When it comes to the room in which we spend the majority of our days in, most of us tend to put in the least amount of thought into the decor. Jonathan Scott, of the HGTV hit show Property Brothers, would agree. “Most people focus their design renovation budget or energy on the public areas that they can brag to their friends about: the kitchen or living room. They forget about the bedroom – you spend more time in this space than anywhere else in the house. So it’s really important to invest in a good pieces,” says Scott.
Scott, who has partnered up with luxe mattress company Stearns & Foster, highlights the importance of such investment pieces. “You’re investing in your life and quality of sleep. The Reserve mattress
is the best one I’ve ever had. Even with it being natural and handcrafted – the natural fabric means it breaths well in the summer and as a result, is cooler in the summer – the rest of it is psychological. It’s how you set the tone with colors and textures.”
We caught up with the Property Brother to get the scoop on creating the ultimate bedroom design scheme, with rest and relaxation in mind. Here’s what we learned.
First things first…There’s no secret to design.

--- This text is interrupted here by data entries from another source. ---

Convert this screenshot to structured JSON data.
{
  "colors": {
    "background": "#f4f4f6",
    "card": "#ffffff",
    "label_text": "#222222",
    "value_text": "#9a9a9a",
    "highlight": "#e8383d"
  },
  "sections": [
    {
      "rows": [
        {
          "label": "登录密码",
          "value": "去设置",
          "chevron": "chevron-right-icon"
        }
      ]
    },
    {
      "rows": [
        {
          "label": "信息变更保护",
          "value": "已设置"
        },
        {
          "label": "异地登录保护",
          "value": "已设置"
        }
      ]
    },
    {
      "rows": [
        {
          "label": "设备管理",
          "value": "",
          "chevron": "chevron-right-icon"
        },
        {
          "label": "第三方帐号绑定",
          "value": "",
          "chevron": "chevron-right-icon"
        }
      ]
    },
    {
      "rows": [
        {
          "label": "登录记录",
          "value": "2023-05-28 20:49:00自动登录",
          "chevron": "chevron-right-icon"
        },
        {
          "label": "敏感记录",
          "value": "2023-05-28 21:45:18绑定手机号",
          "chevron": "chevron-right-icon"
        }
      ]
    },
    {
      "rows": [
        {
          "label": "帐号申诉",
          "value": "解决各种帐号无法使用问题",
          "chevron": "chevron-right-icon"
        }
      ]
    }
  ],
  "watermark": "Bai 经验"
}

Anybody can be a designer, it’s the easiest thing in the world. In order to think about what you want out of a space, first think about descriptive words that set the tone for the room you’re looking to decorate.
Take the bedroom, we’d want to use words like; comfy, inviting, relaxing. Summer is all about a fresh start, get color in there. Whereas in the fall and winter it’s all about cozy and warm. It alters slightly but regardless, we want all to be both comfortable and inviting.
A bedroom should be beautiful.
It’s about incorporating a blend of colors and patterns within a space, to make it feel a little bit more sophisticated.
Good sheets count.
You want to make sure you’re going for good sheets, because that’s what’s touching your skin. And then you can layer back and forth with duvets and sheets. Bedrooms are the easiest rooms to design!
When it comes to the big ticket items, such as a bed frame, I always suggest going neutral. And then all you’re changing out is the top of the bed, depending on the season.
Two of my fundamental rules for the bedroom are…
Never have a work space in the bedroom.
You should never have a desk or a pile of papers or a laptop in the bedroom. It’s no way to relax.
Storage is key in the bedroom.
Nothing is more stressful than a grossly cluttered space. So there should not be piles of clothes or kids toys lying around. The smaller the space, the more important the storage is. So instead of having a bench, you can have a trunk, and then just a regular bed frame with storage across the bottom of the bed. That’s how you can create a serene environment. Nothing should distract you from melting into your bed and getting a good sleep.
What advice can you give those who are living in a studio? Most of them have no choice but to have their workspace incorporated into their bedroom.
Storage under the bed is key! In a studio I would never recommend having just a standing side table with no function. Every piece that you can find to put storage in, is important.
As silly as it sounds, decluttering is key. Go through and toss out what you don’t need. You can have a space where you can tuck away your winter textiles, making the swap when the season permits. You can add in a faux fur throw to the foot of your bed to instill that cozy factor.
What is the number one mistake most people make when decorating their bedroom?
They design it for one of the two people sleeping there. There are typically two people sleeping in a bed, so you want to make sure that the style of the room doesn’t skew too feminine or too masculine, there should be a balance.
Other than buying a bad mattress – because then you feel your partner moving around while you’re trying to sleep – the next common mistake is the color palette. People will choose a whole feature wall in a blood red, and nothing is going to ruin your tranquil sleep like such a jarring color. It’s important to use soft, muted tones that will be relaxing. If you walk into a room and can breath a sigh of relief, you already know it’s going to be relaxing.